In 1982, salvation came from the unlikely source of Argentina. The country’s military junta invaded the Falkland Islands in the South Atlantic, a relic of the British Empire. After a little more than two months of conflict, the British prevailed. Thatcher had triumphed and subsequently won two sizeable election victories.
Britain had in 1973 joined what was then called the European Economic Community. By 1992, it had joined the Exchange Rate Mechanism, whereby the pound floated within narrow ranges against other European currencies such as the German Deutsche Mark. It was the precursor to the euro but the experience ended in humiliation for Britain when hedge funds, including the Hungarian billionaire George Soros, betted against the pound—and won.

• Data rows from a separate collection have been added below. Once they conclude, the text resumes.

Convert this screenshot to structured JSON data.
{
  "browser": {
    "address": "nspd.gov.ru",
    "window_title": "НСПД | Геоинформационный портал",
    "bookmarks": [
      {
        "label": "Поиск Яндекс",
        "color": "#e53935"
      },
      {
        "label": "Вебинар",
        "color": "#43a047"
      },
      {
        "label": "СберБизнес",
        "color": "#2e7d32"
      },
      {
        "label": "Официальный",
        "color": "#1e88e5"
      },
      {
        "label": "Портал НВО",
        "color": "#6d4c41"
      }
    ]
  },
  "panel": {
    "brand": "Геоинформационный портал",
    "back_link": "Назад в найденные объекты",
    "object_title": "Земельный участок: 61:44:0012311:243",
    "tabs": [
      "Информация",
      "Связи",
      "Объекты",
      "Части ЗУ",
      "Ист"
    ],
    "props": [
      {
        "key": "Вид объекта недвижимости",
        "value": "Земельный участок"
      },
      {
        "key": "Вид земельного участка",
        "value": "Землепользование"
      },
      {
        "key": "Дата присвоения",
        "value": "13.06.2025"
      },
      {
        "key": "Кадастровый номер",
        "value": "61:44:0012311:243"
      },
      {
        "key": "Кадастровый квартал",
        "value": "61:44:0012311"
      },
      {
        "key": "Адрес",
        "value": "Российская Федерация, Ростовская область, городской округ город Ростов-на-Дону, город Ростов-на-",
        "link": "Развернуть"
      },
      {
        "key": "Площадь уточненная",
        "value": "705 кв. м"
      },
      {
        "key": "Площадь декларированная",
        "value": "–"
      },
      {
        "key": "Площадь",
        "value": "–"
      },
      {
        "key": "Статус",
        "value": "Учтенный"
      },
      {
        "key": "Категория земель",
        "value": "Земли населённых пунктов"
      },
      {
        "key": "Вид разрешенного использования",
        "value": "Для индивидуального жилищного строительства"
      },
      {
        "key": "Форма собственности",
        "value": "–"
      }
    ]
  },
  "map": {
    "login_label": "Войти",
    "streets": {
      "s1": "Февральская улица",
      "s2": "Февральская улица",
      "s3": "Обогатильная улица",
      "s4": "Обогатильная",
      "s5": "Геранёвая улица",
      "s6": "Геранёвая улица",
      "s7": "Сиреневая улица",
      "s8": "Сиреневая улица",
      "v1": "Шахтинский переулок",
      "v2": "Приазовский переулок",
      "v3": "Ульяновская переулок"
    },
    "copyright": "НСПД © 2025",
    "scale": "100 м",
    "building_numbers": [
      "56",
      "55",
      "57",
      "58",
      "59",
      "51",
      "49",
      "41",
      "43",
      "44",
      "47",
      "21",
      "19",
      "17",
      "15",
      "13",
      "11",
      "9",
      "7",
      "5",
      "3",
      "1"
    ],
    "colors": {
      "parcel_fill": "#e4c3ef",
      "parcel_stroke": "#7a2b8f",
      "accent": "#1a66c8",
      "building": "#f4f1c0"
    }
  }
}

Sept. 16, 1992 became known as “Black Wednesday”—a day that the British government was humiliated by currency speculators. Though the pound’s exit from the ERM heralded a period of strong growth for the British economy, the government of Prime Minister John Major had lost much of its authority and then became increasingly divided over Europe. Tony Blair led the Labour Party back into government for the first time in 18 years.
All went smoothly for Blair—at first. The British economy was in the midst of an unprecedented period of economic growth and peace had finally been achieved in Northern Ireland through 1998’s Good Friday Agreement.
But Blair’s agenda was overwhelmed by the Sept. 11, 2001 attacks in the U.S. Blair became a close ally of President George W. Bush, and his decision to participate in the war in Iraq alienated many—not least because no weapons of mass destruction were ever found. Blair’s reputation has never fully recovered.
Blair’s successor, post 2007, was Gordon Brown, his long-time Treasury chief. His time at the helm was marked by the global financial crisis, the greatest peacetime shock to afflict the global economy, since the depression of the 1930s.
Following the collapse of U.S. investment bank Lehman Brothers in September 2008, the financial crisis went global. Banks around the world, including big U.K. names such as Lloyds and Royal Bank of Scotland, had to be bailed out by the taxpayer. Britain endured its deepest recession since World War II. Though Brown won plaudits for his handling of the crisis, he lost the 2010 general election.
Five years later, Prime Minister David Cameron promised to honour one aspect of his Conservative Party’s manifesto—a commitment to hold a referendum on Britain’s 40-plus-year membership of the EU.
In June 2016, Britain voted for Brexit, and Cameron’s successor May has been swamped by the fallout of that decision, in particular how it affects the seamless border between Northern Ireland and Ireland—a mainstay of the Good Friday Agreement that brought peace.
It is arguably the greatest of all Britain’s postwar crises.
And no one knows when it will end.